Messier 13 Globular cluster in Hercules

Surely M13 has to be one of the most spectacular globular clusters on Messier’s List. With an approximate diameter of 20 minutes of arc it appears as a massive ball of stars. M13 had originally been discovered in 1714 by Edmund Halley of Halley’s Comet fame, but was catalogued by Messier 50 years later on June 1st 1764.

Messier commented about M13:  “Nebula without star, discovered in the belt of Hercules; it is round & brilliant, the center [is] more brilliant than the edges, one perceives it with a telescope of one foot; it is near two stars, the one & the other of 8th magnitude, the one above and the other below it: the nebula ['s position] was determined by comparing it with Epsilon Herculis.” (SEDS).  M13 can be visible to the naked eye in dark skies as pointed out by Halley himself.  Reverend Webb regarded it as being “ spangled with glittering points in a 5 ½ foot achromat, becoming a superb object in large telescopes”. 

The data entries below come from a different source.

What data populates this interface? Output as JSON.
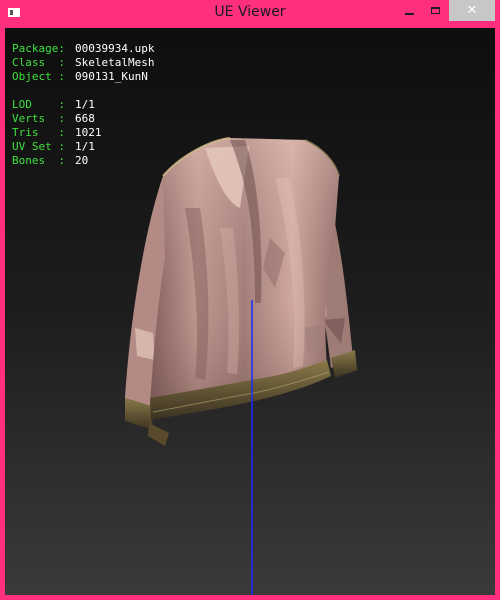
{
  "window": {
    "title": "UE Viewer",
    "close_glyph": "✕",
    "icons": {
      "app": "app-icon",
      "minimize": "minimize-icon",
      "maximize": "maximize-icon",
      "close": "close-icon"
    }
  },
  "colors": {
    "frame": "#ff2f80",
    "info_key": "#3fe03f",
    "info_value": "#ffffff",
    "axis": "#1a2aff"
  },
  "info": {
    "object_rows": [
      {
        "key": "Package:",
        "value": "00039934.upk"
      },
      {
        "key": "Class  :",
        "value": "SkeletalMesh"
      },
      {
        "key": "Object :",
        "value": "090131_KunN"
      }
    ],
    "mesh_rows": [
      {
        "key": "LOD    :",
        "value": "1/1"
      },
      {
        "key": "Verts  :",
        "value": "668"
      },
      {
        "key": "Tris   :",
        "value": "1021"
      },
      {
        "key": "UV Set :",
        "value": "1/1"
      },
      {
        "key": "Bones  :",
        "value": "20"
      }
    ]
  },
  "viewport": {
    "model": "jacket-mesh"
  }
}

Messier 13 lies at a distance of 25,100 Light Years from us. (SEDS) This is roughly one quarter of the distance of the major axis of our Galaxy. The negative image shows foreground star Tycho 2588:1662, which has a magnitude of 10.99 and lies at a distance of only 72 Light Years. The cluster members appear fainter than this star in the region of 12th magnitude. There have been many calculations over the years as to the number of stars in this globular cluster  - perhaps you could try your own estimate from the photograph! The cluster subtends an angle of 20 minutes of arc at a distance of 25,100 Light Years. My rough calculations based on these figures give an approximate diameter of about 150 Light Years.